____ Source data

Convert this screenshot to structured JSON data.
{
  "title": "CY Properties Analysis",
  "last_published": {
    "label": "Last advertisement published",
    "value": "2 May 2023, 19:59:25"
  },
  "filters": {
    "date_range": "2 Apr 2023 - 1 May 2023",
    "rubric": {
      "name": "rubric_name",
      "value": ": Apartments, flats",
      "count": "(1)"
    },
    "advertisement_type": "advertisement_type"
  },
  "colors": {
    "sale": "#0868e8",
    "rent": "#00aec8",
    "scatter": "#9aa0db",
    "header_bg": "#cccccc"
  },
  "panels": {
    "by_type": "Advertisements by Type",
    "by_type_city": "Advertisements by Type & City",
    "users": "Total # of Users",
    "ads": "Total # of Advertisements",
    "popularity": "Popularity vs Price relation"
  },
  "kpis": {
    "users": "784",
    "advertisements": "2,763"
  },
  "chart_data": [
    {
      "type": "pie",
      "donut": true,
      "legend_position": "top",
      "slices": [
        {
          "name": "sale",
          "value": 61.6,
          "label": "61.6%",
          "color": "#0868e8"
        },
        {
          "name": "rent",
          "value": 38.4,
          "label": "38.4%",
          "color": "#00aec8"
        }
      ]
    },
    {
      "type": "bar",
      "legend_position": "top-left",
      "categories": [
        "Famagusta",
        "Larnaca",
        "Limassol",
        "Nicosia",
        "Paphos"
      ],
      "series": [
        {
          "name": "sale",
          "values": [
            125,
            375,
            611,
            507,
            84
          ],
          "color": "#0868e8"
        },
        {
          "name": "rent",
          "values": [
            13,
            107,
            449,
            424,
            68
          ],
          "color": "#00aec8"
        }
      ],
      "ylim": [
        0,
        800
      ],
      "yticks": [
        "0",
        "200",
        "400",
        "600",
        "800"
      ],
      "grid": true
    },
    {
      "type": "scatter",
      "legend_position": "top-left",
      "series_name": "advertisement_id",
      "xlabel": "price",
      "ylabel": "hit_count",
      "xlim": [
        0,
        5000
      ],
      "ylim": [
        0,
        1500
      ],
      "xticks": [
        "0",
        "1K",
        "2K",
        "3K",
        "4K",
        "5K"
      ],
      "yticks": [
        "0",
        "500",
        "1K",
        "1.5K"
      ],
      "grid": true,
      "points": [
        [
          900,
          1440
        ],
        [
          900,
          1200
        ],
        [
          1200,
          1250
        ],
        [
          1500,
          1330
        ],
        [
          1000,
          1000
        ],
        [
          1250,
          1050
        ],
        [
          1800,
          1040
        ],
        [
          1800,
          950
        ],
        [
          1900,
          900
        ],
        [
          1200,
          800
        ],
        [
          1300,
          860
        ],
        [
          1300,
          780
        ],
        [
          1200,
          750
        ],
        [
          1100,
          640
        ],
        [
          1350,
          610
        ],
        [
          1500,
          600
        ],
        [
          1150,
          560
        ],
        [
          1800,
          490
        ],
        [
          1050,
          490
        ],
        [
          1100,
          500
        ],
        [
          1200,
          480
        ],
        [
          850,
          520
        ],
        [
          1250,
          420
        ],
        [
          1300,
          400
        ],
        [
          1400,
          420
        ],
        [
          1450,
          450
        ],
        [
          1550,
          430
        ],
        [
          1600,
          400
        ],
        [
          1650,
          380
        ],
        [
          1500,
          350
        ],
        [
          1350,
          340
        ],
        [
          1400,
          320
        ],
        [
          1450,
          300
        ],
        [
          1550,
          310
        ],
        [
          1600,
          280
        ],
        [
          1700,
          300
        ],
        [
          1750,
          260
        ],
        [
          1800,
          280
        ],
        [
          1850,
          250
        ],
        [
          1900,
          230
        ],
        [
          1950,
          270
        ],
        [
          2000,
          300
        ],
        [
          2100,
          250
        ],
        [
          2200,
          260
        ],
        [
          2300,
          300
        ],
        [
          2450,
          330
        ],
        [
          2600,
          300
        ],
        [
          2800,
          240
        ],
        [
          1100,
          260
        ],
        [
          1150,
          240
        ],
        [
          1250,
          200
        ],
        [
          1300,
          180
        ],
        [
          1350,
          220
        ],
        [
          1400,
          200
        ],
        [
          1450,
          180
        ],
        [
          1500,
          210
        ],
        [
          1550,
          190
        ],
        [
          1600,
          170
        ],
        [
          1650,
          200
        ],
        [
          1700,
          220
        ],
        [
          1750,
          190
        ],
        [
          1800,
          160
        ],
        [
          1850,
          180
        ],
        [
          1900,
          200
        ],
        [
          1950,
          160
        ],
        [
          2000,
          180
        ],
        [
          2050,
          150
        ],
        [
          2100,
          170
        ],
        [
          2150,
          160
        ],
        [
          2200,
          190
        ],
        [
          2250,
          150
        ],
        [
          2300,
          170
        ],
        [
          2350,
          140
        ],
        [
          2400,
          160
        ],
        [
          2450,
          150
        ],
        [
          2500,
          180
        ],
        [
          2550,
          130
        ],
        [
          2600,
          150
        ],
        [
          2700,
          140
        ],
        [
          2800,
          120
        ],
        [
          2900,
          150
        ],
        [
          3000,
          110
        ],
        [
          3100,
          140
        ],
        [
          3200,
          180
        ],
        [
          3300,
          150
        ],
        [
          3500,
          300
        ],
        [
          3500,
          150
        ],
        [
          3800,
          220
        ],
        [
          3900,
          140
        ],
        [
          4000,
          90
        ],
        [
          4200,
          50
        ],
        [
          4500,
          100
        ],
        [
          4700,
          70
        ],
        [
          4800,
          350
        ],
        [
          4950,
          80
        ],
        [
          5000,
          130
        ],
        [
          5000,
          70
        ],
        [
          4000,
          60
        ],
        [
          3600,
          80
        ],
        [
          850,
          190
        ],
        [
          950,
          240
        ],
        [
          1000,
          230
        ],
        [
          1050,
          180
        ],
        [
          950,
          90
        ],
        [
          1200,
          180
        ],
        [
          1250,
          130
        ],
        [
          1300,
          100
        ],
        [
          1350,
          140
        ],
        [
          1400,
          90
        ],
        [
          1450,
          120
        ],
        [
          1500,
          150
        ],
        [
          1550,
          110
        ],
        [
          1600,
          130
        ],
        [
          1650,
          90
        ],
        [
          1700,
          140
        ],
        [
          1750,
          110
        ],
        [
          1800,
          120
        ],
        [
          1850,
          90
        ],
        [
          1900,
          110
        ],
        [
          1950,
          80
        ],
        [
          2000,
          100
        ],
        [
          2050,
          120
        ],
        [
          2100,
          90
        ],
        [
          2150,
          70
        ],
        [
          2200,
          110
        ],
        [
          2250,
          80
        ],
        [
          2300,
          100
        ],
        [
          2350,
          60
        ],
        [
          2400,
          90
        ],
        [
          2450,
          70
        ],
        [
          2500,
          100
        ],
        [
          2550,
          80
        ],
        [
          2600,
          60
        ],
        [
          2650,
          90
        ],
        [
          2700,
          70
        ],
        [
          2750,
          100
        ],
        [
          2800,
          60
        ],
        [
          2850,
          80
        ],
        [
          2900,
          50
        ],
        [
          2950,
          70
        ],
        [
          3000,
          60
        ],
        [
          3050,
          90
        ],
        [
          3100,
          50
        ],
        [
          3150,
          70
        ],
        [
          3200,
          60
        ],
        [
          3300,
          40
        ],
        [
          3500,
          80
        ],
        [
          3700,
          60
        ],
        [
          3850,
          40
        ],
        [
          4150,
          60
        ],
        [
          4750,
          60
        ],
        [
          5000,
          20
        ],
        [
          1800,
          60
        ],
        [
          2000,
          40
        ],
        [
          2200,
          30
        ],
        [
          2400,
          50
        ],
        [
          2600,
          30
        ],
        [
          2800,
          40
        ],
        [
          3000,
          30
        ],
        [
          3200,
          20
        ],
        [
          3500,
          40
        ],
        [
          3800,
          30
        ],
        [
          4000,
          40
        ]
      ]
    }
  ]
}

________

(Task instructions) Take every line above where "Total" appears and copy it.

(Completed exercise)
    "users": "Total # of Users",
    "ads": "Total # of Advertisements",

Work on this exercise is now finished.